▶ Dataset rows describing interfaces
════════

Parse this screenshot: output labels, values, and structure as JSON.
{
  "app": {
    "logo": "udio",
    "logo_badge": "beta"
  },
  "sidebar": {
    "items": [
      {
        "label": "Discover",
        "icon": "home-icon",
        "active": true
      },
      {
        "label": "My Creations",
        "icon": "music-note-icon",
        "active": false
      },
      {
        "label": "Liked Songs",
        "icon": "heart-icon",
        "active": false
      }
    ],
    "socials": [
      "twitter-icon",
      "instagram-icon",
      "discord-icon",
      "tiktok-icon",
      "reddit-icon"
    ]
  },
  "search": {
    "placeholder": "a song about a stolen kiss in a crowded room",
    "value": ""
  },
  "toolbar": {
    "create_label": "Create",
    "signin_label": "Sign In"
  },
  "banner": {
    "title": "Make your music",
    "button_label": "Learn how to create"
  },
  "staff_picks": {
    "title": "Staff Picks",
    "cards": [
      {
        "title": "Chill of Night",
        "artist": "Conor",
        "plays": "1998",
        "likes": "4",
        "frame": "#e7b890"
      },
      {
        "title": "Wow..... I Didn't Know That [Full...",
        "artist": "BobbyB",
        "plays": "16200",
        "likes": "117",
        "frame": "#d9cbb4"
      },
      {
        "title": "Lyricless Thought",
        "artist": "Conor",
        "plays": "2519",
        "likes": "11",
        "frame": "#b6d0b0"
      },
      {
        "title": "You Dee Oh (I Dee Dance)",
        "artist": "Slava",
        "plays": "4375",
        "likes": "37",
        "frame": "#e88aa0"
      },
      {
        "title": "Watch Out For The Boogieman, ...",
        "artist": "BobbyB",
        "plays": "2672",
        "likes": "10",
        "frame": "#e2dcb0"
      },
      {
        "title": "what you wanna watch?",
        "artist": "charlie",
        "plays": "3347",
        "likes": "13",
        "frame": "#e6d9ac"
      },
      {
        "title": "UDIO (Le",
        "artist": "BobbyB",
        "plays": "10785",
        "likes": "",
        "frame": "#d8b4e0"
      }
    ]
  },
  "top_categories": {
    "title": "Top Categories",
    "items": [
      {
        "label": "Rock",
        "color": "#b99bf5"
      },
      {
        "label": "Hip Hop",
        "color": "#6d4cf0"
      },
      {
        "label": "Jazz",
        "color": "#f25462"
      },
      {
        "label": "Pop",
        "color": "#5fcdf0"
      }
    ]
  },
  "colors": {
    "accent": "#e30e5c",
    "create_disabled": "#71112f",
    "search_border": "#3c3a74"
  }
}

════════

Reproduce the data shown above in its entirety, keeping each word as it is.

Parse this screenshot: output labels, values, and structure as JSON.
{
  "app": {
    "logo": "udio",
    "logo_badge": "beta"
  },
  "sidebar": {
    "items": [
      {
        "label": "Discover",
        "icon": "home-icon",
        "active": true
      },
      {
        "label": "My Creations",
        "icon": "music-note-icon",
        "active": false
      },
      {
        "label": "Liked Songs",
        "icon": "heart-icon",
        "active": false
      }
    ],
    "socials": [
      "twitter-icon",
      "instagram-icon",
      "discord-icon",
      "tiktok-icon",
      "reddit-icon"
    ]
  },
  "search": {
    "placeholder": "a song about a stolen kiss in a crowded room",
    "value": ""
  },
  "toolbar": {
    "create_label": "Create",
    "signin_label": "Sign In"
  },
  "banner": {
    "title": "Make your music",
    "button_label": "Learn how to create"
  },
  "staff_picks": {
    "title": "Staff Picks",
    "cards": [
      {
        "title": "Chill of Night",
        "artist": "Conor",
        "plays": "1998",
        "likes": "4",
        "frame": "#e7b890"
      },
      {
        "title": "Wow..... I Didn't Know That [Full...",
        "artist": "BobbyB",
        "plays": "16200",
        "likes": "117",
        "frame": "#d9cbb4"
      },
      {
        "title": "Lyricless Thought",
        "artist": "Conor",
        "plays": "2519",
        "likes": "11",
        "frame": "#b6d0b0"
      },
      {
        "title": "You Dee Oh (I Dee Dance)",
        "artist": "Slava",
        "plays": "4375",
        "likes": "37",
        "frame": "#e88aa0"
      },
      {
        "title": "Watch Out For The Boogieman, ...",
        "artist": "BobbyB",
        "plays": "2672",
        "likes": "10",
        "frame": "#e2dcb0"
      },
      {
        "title": "what you wanna watch?",
        "artist": "charlie",
        "plays": "3347",
        "likes": "13",
        "frame": "#e6d9ac"
      },
      {
        "title": "UDIO (Le",
        "artist": "BobbyB",
        "plays": "10785",
        "likes": "",
        "frame": "#d8b4e0"
      }
    ]
  },
  "top_categories": {
    "title": "Top Categories",
    "items": [
      {
        "label": "Rock",
        "color": "#b99bf5"
      },
      {
        "label": "Hip Hop",
        "color": "#6d4cf0"
      },
      {
        "label": "Jazz",
        "color": "#f25462"
      },
      {
        "label": "Pop",
        "color": "#5fcdf0"
      }
    ]
  },
  "colors": {
    "accent": "#e30e5c",
    "create_disabled": "#71112f",
    "search_border": "#3c3a74"
  }
}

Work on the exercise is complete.